January 2007 Issue
Cleveland Cavaliers guard Eric Snow makes his living playing basketball, but he knows there's a lot more to life. That's why the Canton native thinks it's so important to stress other matters to youngsters.
"Education is the key to most things in life," Snow says. "Not just going to college, but getting a good education and learning. The love for learning is irreplaceable. It will take the person far in life."
Snow and the Cavaliers have teamed up to open the Eric Snow Reading and Learning Center in Canton's Edward L. Coleman Community Center - named after the former councilman - which hosts after-school programs for as many as 500 elementary-, middle- and high-school students each week. The learning center, painted in team colors of wine, gold and navy, is the fifth the Cavaliers have opened in the area.

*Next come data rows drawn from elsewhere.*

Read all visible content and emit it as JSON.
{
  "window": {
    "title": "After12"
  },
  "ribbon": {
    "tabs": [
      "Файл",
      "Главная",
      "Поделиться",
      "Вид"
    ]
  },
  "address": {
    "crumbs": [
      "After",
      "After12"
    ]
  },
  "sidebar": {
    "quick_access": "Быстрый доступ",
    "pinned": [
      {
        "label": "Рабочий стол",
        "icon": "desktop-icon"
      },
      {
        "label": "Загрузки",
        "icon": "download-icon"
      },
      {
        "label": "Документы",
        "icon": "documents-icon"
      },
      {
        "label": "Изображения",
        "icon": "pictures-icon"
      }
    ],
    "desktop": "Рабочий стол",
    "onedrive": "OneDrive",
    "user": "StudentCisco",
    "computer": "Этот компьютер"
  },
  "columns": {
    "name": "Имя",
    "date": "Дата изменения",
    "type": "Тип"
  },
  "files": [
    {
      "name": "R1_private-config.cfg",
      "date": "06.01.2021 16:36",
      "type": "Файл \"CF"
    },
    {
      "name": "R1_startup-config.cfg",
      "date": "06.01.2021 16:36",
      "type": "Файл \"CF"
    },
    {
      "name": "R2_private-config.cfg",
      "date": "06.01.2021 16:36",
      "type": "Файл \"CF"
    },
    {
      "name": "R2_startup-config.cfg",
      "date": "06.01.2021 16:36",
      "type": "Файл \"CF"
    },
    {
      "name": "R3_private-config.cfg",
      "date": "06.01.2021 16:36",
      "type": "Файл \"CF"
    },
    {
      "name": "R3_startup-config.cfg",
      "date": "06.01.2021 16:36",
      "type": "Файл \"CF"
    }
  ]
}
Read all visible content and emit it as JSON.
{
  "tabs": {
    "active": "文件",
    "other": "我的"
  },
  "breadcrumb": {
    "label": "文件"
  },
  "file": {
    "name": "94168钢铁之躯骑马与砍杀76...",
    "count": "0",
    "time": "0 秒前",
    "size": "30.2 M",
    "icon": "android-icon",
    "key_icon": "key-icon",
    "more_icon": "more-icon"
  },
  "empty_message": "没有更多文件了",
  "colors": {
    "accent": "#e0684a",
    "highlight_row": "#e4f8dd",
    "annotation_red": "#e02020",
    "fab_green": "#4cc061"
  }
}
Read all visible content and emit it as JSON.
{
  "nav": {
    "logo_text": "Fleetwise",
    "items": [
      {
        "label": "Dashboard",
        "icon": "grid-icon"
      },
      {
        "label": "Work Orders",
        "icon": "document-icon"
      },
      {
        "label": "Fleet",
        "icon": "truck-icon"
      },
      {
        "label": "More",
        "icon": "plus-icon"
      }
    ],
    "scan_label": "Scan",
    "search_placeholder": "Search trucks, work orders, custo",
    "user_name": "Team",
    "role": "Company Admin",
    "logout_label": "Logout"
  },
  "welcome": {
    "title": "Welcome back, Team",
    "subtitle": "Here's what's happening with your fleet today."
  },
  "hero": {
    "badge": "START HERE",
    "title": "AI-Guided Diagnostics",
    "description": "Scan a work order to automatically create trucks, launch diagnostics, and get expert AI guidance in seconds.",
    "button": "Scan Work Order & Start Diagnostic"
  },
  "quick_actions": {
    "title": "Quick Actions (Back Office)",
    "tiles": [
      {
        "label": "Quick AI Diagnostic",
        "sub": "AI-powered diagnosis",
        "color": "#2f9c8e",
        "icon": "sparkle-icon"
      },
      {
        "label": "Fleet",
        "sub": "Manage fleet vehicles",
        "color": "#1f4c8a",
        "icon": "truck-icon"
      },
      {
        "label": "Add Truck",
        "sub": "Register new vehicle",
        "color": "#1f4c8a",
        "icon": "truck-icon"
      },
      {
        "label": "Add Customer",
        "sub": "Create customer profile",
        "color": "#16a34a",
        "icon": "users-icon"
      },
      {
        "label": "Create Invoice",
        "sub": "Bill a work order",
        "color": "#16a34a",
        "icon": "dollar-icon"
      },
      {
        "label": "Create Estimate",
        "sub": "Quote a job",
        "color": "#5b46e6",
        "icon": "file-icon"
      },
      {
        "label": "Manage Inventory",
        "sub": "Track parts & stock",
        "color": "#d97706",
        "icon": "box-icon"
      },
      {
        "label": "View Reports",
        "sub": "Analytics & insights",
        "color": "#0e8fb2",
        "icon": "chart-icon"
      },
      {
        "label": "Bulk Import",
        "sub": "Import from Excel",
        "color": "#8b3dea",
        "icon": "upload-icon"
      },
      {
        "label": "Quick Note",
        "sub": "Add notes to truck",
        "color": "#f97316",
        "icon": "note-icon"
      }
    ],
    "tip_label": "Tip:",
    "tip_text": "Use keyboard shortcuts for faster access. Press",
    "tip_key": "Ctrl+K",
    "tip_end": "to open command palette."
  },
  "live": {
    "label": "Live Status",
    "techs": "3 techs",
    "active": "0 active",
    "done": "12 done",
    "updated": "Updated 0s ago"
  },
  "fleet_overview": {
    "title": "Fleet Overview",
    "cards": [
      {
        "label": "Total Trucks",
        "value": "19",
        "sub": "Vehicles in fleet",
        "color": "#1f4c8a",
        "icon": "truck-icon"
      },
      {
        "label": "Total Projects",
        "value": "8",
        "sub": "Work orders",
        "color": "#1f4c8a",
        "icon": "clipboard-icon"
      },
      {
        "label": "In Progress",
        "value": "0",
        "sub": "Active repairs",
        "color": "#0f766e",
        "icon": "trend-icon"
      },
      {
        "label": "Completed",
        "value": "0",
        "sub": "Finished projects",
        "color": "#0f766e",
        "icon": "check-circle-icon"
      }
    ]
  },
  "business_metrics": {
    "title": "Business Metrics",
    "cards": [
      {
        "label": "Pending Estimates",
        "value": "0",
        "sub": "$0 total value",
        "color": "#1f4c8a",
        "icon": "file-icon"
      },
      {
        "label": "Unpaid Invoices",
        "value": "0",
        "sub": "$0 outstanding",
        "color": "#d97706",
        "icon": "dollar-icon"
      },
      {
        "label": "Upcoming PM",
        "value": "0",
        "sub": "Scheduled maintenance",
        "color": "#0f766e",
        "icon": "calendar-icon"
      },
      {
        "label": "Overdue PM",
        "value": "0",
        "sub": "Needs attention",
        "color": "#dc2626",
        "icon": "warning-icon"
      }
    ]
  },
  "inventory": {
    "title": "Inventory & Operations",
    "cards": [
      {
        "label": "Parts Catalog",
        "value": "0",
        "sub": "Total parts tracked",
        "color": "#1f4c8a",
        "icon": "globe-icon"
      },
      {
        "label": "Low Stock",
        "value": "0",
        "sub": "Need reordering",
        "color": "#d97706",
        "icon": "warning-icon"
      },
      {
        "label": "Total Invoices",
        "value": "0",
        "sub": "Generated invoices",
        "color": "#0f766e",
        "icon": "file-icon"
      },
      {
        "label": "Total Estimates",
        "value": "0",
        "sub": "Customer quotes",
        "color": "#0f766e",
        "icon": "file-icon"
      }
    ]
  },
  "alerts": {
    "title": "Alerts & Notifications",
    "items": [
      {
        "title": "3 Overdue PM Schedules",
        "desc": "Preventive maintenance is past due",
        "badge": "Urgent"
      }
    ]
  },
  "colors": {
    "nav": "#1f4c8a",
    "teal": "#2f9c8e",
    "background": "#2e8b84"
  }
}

Read to Achieve has been a league-wide NBA initiative since 2001. Reading and Learning Centers, a component of the Read to Achieve program, are selected through a screening process.
"This gives kids another avenue to use in their education," says Lisa Gissendaner, the director of the Canton center. "This has been a blessing. It's great how Eric has been able to give back to the community."
Snow wants all youngsters to benefit from his experiences whenever possible. The father of three also hosts Fatherhood Basketball Clinics for dads and sons at Quicken Loans Arena.
"[According to statistics], having fathers present and involved in the lives of children results in a positive increase in nearly every part of their life," he says. "We see grades go up. Attitude is more positive. Leadership in activities is increased. Children and families with involved fathers have fewer incidences of medical problems. And when we see involved fathers particularly reading to their children, we see that the majority of those students do well in school and seek education beyond the high-school level."